(Saved entries)
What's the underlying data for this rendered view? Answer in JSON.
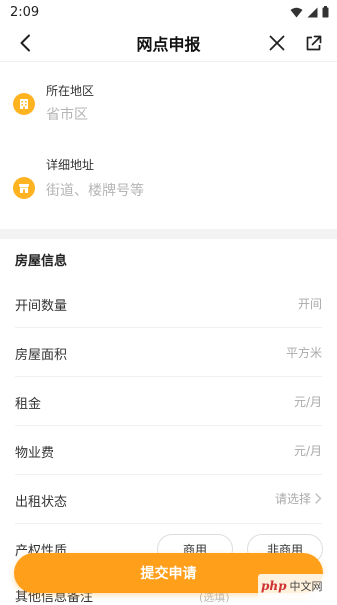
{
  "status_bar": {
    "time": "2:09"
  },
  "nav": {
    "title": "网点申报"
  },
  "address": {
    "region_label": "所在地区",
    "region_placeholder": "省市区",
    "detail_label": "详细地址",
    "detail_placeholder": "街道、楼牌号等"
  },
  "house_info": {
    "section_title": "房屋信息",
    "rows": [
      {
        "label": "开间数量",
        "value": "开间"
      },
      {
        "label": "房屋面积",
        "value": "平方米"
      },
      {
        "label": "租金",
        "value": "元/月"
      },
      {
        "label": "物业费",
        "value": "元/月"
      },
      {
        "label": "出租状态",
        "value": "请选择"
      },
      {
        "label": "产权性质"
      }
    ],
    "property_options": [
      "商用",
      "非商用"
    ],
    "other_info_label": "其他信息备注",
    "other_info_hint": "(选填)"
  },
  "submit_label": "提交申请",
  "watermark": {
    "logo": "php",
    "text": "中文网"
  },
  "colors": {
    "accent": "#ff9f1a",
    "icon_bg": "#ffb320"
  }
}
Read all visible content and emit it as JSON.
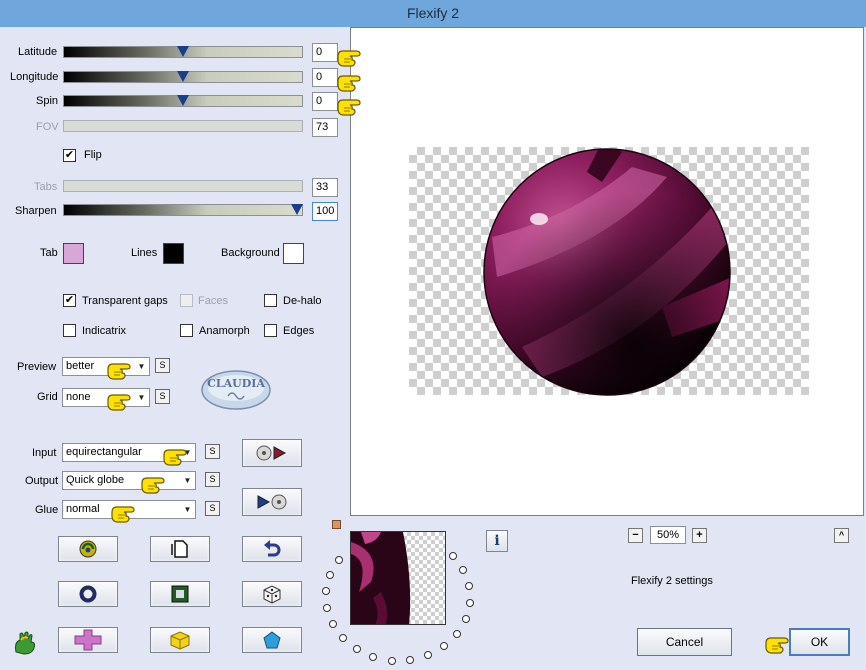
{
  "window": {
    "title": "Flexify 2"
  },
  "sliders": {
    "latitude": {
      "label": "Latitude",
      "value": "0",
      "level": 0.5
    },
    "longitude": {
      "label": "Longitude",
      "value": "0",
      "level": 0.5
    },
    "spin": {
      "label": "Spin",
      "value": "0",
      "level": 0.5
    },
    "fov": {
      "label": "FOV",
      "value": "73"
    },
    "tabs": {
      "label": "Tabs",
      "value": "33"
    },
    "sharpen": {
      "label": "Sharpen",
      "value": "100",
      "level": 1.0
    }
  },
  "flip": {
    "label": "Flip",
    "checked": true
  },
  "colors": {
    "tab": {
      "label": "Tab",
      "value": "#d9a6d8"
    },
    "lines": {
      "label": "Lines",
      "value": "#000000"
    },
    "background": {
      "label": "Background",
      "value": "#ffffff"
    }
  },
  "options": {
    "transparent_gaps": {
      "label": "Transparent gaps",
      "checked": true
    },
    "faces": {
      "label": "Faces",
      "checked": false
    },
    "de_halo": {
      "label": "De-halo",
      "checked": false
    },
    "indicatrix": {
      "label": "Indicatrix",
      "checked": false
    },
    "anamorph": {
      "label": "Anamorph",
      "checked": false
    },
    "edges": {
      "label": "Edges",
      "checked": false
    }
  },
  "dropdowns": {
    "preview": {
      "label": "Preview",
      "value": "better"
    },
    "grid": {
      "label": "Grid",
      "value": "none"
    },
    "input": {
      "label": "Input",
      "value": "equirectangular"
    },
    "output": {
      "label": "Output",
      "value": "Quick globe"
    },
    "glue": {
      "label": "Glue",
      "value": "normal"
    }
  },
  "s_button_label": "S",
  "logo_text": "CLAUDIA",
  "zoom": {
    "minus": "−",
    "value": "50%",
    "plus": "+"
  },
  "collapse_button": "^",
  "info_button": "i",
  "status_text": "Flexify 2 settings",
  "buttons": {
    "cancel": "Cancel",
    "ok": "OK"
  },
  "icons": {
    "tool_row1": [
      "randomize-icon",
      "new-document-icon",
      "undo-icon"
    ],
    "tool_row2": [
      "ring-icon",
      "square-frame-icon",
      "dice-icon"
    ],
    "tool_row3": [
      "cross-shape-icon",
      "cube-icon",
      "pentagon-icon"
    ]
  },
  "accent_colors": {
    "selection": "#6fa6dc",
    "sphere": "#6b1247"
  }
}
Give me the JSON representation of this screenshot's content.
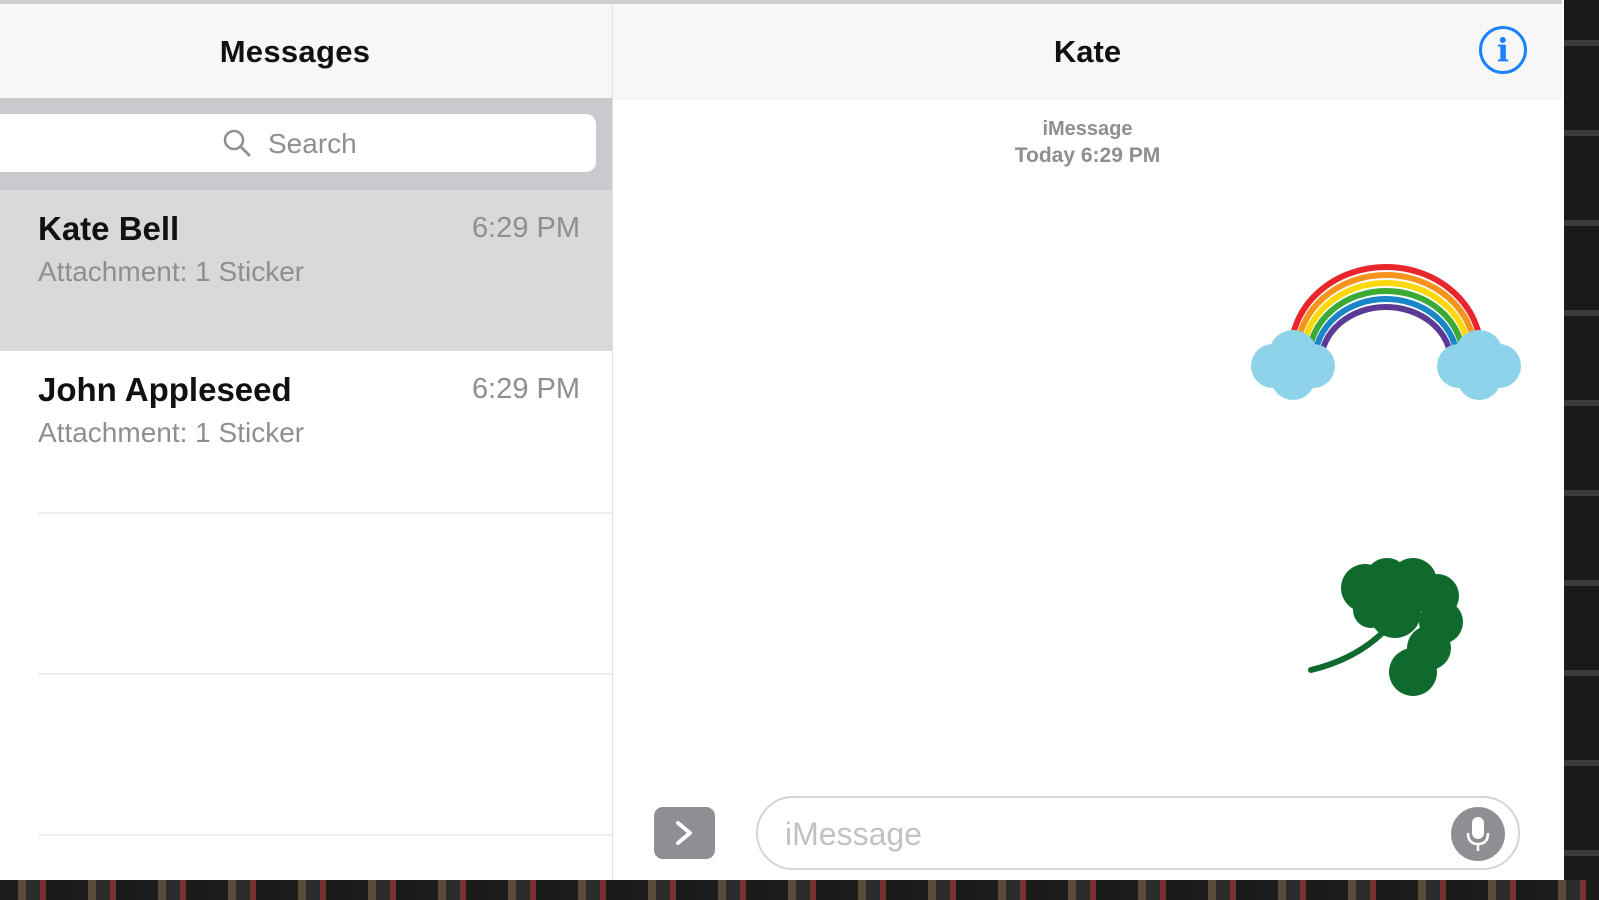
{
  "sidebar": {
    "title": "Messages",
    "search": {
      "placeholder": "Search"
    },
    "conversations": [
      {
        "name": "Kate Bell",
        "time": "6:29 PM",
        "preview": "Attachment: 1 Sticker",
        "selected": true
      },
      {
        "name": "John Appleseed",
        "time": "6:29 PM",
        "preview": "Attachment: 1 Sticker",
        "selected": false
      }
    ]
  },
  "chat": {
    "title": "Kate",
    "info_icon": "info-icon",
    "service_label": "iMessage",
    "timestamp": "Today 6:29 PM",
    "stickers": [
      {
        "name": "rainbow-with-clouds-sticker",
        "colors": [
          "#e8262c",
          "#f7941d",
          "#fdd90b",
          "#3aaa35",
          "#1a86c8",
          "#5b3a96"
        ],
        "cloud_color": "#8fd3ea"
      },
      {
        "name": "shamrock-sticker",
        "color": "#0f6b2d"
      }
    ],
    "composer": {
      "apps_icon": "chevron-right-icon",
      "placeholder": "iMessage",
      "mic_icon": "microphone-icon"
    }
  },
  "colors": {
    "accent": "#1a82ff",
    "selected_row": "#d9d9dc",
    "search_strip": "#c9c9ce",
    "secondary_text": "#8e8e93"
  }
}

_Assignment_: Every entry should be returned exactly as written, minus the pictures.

_Response below_:
What's the underlying data for this rendered view? Answer in JSON.
{
  "status_bar": {
    "time": "2:09"
  },
  "nav": {
    "title": "网点申报"
  },
  "address": {
    "region_label": "所在地区",
    "region_placeholder": "省市区",
    "detail_label": "详细地址",
    "detail_placeholder": "街道、楼牌号等"
  },
  "house_info": {
    "section_title": "房屋信息",
    "rows": [
      {
        "label": "开间数量",
        "value": "开间"
      },
      {
        "label": "房屋面积",
        "value": "平方米"
      },
      {
        "label": "租金",
        "value": "元/月"
      },
      {
        "label": "物业费",
        "value": "元/月"
      },
      {
        "label": "出租状态",
        "value": "请选择"
      },
      {
        "label": "产权性质"
      }
    ],
    "property_options": [
      "商用",
      "非商用"
    ],
    "other_info_label": "其他信息备注",
    "other_info_hint": "(选填)"
  },
  "submit_label": "提交申请",
  "watermark": {
    "logo": "php",
    "text": "中文网"
  },
  "colors": {
    "accent": "#ff9f1a",
    "icon_bg": "#ffb320"
  }
}
Read all visible content and emit it as JSON.
{
  "window": {
    "title": "Flexify 2"
  },
  "sliders": {
    "latitude": {
      "label": "Latitude",
      "value": "0",
      "level": 0.5
    },
    "longitude": {
      "label": "Longitude",
      "value": "0",
      "level": 0.5
    },
    "spin": {
      "label": "Spin",
      "value": "0",
      "level": 0.5
    },
    "fov": {
      "label": "FOV",
      "value": "73"
    },
    "tabs": {
      "label": "Tabs",
      "value": "33"
    },
    "sharpen": {
      "label": "Sharpen",
      "value": "100",
      "level": 1.0
    }
  },
  "flip": {
    "label": "Flip",
    "checked": true
  },
  "colors": {
    "tab": {
      "label": "Tab",
      "value": "#d9a6d8"
    },
    "lines": {
      "label": "Lines",
      "value": "#000000"
    },
    "background": {
      "label": "Background",
      "value": "#ffffff"
    }
  },
  "options": {
    "transparent_gaps": {
      "label": "Transparent gaps",
      "checked": true
    },
    "faces": {
      "label": "Faces",
      "checked": false
    },
    "de_halo": {
      "label": "De-halo",
      "checked": false
    },
    "indicatrix": {
      "label": "Indicatrix",
      "checked": false
    },
    "anamorph": {
      "label": "Anamorph",
      "checked": false
    },
    "edges": {
      "label": "Edges",
      "checked": false
    }
  },
  "dropdowns": {
    "preview": {
      "label": "Preview",
      "value": "better"
    },
    "grid": {
      "label": "Grid",
      "value": "none"
    },
    "input": {
      "label": "Input",
      "value": "equirectangular"
    },
    "output": {
      "label": "Output",
      "value": "Quick globe"
    },
    "glue": {
      "label": "Glue",
      "value": "normal"
    }
  },
  "s_button_label": "S",
  "logo_text": "CLAUDIA",
  "zoom": {
    "minus": "−",
    "value": "50%",
    "plus": "+"
  },
  "collapse_button": "^",
  "info_button": "i",
  "status_text": "Flexify 2 settings",
  "buttons": {
    "cancel": "Cancel",
    "ok": "OK"
  },
  "icons": {
    "tool_row1": [
      "randomize-icon",
      "new-document-icon",
      "undo-icon"
    ],
    "tool_row2": [
      "ring-icon",
      "square-frame-icon",
      "dice-icon"
    ],
    "tool_row3": [
      "cross-shape-icon",
      "cube-icon",
      "pentagon-icon"
    ]
  },
  "accent_colors": {
    "selection": "#6fa6dc",
    "sphere": "#6b1247"
  }
}
Give me the JSON representation of this screenshot's content.
{
  "sidebar": {
    "title": "Messages",
    "search": {
      "placeholder": "Search"
    },
    "conversations": [
      {
        "name": "Kate Bell",
        "time": "6:29 PM",
        "preview": "Attachment: 1 Sticker",
        "selected": true
      },
      {
        "name": "John Appleseed",
        "time": "6:29 PM",
        "preview": "Attachment: 1 Sticker",
        "selected": false
      }
    ]
  },
  "chat": {
    "title": "Kate",
    "info_icon": "info-icon",
    "service_label": "iMessage",
    "timestamp": "Today 6:29 PM",
    "stickers": [
      {
        "name": "rainbow-with-clouds-sticker",
        "colors": [
          "#e8262c",
          "#f7941d",
          "#fdd90b",
          "#3aaa35",
          "#1a86c8",
          "#5b3a96"
        ],
        "cloud_color": "#8fd3ea"
      },
      {
        "name": "shamrock-sticker",
        "color": "#0f6b2d"
      }
    ],
    "composer": {
      "apps_icon": "chevron-right-icon",
      "placeholder": "iMessage",
      "mic_icon": "microphone-icon"
    }
  },
  "colors": {
    "accent": "#1a82ff",
    "selected_row": "#d9d9dc",
    "search_strip": "#c9c9ce",
    "secondary_text": "#8e8e93"
  }
}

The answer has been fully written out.